▸ Task item
Your answer should be one number, the count of lines in the listing below containing the word "data".

+ + + + +

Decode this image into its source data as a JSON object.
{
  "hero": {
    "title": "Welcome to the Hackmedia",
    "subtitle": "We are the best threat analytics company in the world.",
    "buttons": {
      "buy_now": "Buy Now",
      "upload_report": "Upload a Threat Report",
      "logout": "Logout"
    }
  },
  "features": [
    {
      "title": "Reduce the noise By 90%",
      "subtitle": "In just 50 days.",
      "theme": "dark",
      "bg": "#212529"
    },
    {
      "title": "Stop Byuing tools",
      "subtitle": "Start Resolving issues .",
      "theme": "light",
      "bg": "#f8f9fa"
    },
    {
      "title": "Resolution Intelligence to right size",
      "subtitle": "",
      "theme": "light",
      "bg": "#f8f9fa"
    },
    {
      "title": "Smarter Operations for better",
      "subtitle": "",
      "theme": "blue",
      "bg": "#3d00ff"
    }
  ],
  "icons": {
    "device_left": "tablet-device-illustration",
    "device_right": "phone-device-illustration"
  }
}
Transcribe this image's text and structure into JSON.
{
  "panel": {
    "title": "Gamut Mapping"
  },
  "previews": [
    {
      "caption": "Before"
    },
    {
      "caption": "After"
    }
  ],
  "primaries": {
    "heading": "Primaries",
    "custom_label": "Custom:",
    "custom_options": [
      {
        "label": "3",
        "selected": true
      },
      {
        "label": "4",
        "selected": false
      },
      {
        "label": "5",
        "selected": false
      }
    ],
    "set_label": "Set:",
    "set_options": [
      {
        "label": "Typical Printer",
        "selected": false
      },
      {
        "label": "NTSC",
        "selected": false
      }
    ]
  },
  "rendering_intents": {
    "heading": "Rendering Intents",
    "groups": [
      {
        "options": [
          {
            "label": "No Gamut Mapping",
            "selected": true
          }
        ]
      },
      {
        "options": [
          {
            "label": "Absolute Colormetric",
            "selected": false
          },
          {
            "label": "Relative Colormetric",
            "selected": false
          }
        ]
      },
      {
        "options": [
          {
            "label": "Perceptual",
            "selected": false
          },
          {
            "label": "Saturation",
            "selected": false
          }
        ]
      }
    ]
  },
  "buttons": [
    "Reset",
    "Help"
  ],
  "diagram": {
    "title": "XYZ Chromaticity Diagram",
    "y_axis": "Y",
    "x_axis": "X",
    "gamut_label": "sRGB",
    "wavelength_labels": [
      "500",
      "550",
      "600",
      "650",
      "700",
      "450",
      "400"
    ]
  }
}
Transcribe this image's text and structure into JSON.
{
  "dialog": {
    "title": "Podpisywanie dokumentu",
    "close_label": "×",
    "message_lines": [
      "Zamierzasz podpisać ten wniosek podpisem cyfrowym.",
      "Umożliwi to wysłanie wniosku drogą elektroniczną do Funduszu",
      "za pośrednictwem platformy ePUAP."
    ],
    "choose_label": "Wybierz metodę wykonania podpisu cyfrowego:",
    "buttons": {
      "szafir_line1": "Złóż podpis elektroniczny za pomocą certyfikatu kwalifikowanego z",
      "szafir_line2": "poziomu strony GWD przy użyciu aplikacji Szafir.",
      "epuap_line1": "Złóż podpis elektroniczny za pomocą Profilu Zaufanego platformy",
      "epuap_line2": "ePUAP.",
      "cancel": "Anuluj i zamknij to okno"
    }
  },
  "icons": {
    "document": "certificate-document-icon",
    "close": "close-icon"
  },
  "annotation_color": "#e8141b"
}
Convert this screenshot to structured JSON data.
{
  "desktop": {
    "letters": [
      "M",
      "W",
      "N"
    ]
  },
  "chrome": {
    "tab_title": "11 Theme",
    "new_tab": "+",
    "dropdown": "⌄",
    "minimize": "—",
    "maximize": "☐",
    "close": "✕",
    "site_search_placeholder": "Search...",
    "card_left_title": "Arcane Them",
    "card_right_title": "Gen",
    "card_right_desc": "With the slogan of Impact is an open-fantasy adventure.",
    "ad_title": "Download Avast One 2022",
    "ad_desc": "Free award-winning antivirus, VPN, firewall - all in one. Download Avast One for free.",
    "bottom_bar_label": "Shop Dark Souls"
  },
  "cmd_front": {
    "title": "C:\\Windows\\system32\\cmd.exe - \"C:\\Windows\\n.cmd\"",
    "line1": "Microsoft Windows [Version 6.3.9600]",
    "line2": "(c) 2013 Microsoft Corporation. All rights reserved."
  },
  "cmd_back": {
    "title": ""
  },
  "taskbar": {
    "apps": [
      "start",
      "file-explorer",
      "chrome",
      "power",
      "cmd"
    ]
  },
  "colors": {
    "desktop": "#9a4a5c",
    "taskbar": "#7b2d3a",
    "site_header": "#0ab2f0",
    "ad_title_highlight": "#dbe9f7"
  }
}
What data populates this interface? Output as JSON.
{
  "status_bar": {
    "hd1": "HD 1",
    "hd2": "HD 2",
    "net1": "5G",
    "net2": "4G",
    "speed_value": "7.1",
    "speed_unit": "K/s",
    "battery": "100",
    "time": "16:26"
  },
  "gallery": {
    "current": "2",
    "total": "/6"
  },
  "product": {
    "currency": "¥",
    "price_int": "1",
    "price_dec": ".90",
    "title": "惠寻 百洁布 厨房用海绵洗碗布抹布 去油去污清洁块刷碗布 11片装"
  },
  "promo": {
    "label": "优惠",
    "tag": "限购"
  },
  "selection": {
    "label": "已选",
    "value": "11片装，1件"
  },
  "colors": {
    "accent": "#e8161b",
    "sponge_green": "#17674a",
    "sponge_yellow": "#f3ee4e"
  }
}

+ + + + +

▸ Solution for this exercise
3